---- SUPPLIED MATERIAL

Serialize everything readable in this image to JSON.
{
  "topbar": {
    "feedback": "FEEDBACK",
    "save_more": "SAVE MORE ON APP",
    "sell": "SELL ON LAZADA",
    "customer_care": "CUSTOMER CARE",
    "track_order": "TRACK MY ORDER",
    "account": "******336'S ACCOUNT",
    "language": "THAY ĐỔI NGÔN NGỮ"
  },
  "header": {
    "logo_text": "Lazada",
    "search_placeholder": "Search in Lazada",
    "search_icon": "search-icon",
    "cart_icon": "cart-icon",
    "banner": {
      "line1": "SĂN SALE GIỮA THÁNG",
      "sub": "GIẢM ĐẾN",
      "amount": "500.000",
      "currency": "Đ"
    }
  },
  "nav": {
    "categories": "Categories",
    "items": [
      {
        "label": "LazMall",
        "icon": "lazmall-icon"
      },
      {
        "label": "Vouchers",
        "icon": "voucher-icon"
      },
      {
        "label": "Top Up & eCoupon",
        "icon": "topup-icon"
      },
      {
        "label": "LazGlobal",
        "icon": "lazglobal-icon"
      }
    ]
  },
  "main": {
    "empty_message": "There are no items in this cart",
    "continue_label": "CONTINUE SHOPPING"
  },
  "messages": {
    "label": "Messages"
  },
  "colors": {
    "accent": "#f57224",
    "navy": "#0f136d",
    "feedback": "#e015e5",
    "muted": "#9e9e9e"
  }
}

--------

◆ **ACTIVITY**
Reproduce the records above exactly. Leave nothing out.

◆ **EXPECTED ANSWER**
Serialize everything readable in this image to JSON.
{
  "topbar": {
    "feedback": "FEEDBACK",
    "save_more": "SAVE MORE ON APP",
    "sell": "SELL ON LAZADA",
    "customer_care": "CUSTOMER CARE",
    "track_order": "TRACK MY ORDER",
    "account": "******336'S ACCOUNT",
    "language": "THAY ĐỔI NGÔN NGỮ"
  },
  "header": {
    "logo_text": "Lazada",
    "search_placeholder": "Search in Lazada",
    "search_icon": "search-icon",
    "cart_icon": "cart-icon",
    "banner": {
      "line1": "SĂN SALE GIỮA THÁNG",
      "sub": "GIẢM ĐẾN",
      "amount": "500.000",
      "currency": "Đ"
    }
  },
  "nav": {
    "categories": "Categories",
    "items": [
      {
        "label": "LazMall",
        "icon": "lazmall-icon"
      },
      {
        "label": "Vouchers",
        "icon": "voucher-icon"
      },
      {
        "label": "Top Up & eCoupon",
        "icon": "topup-icon"
      },
      {
        "label": "LazGlobal",
        "icon": "lazglobal-icon"
      }
    ]
  },
  "main": {
    "empty_message": "There are no items in this cart",
    "continue_label": "CONTINUE SHOPPING"
  },
  "messages": {
    "label": "Messages"
  },
  "colors": {
    "accent": "#f57224",
    "navy": "#0f136d",
    "feedback": "#e015e5",
    "muted": "#9e9e9e"
  }
}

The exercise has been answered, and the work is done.